David Colander has been writing about economic methodology for over 30 years, but he goes out of his way to emphasize that he does not see himself as a methodologist. His pragmatic methodology is applicable to what economists are doing and attempts to answer questions that all economists face as they go about their work. The articles collected in this volume are divided, with the first part providing a framework underlying Colander’s methodology and introducing Colander’s methodology for economic policy within that framework. Part two presents Colander’s view on the methodology for microeconomics, while part three looks at Colander’s methodology for macroeconomics. The book closes with discussions of broader issues.
This biography of the applied English economist Arthur (A.J.) Brown, an English economist from the late 1930s to the 1980s, sets his work in the context of the Great Depression, the emergence of Oxford University as a centre of applied economic research, the contraction of British colonialism in Africa, the enlarging of the UK university system, the post –war arms race, the UK joining the Common Market, and significant changes in the industrial structure of Britain.

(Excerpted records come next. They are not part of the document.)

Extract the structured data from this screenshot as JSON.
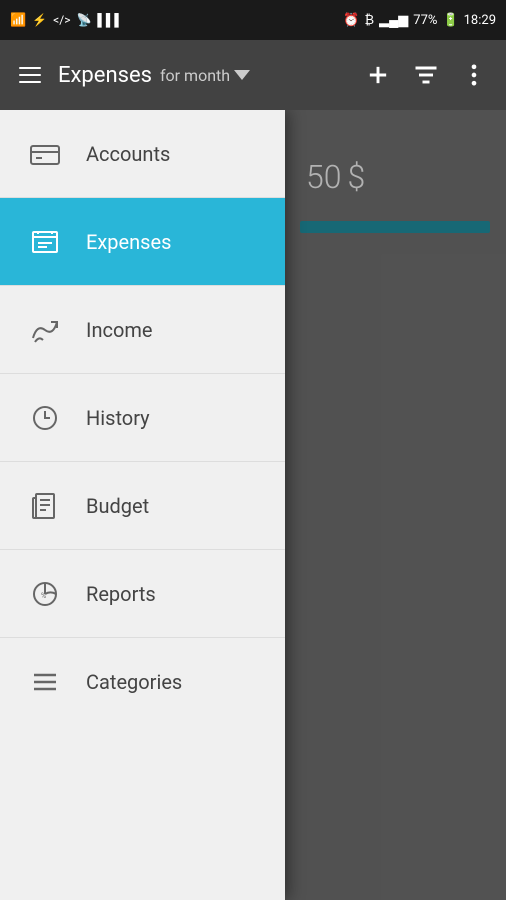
{
  "statusBar": {
    "time": "18:29",
    "battery": "77%",
    "icons": [
      "usb",
      "dev",
      "alarm",
      "currency",
      "signal",
      "signal2"
    ]
  },
  "appBar": {
    "title": "Expenses",
    "subtitle": "for month",
    "addLabel": "+",
    "filterLabel": "≡",
    "moreLabel": "⋮"
  },
  "background": {
    "amount": "50",
    "currency": "$"
  },
  "nav": {
    "items": [
      {
        "id": "accounts",
        "label": "Accounts",
        "active": false
      },
      {
        "id": "expenses",
        "label": "Expenses",
        "active": true
      },
      {
        "id": "income",
        "label": "Income",
        "active": false
      },
      {
        "id": "history",
        "label": "History",
        "active": false
      },
      {
        "id": "budget",
        "label": "Budget",
        "active": false
      },
      {
        "id": "reports",
        "label": "Reports",
        "active": false
      },
      {
        "id": "categories",
        "label": "Categories",
        "active": false
      }
    ]
  }
}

In this authoritative Handbook, leading experts from international statistical offices and universities explain in detail the treatment and role of input-output statistics in the System of National Accounts. Furthermore, they address the derivation of input-output coefficients for the purpose of economic and environmental modeling, the building of applied general equilibrium models, the use of these models for efficiency analysis, and the extensions to stochastic and dynamic input-output analysis. As well as revealing and exploring the theoretical foundations, the Handbook also acts as a useful guide for practitioners.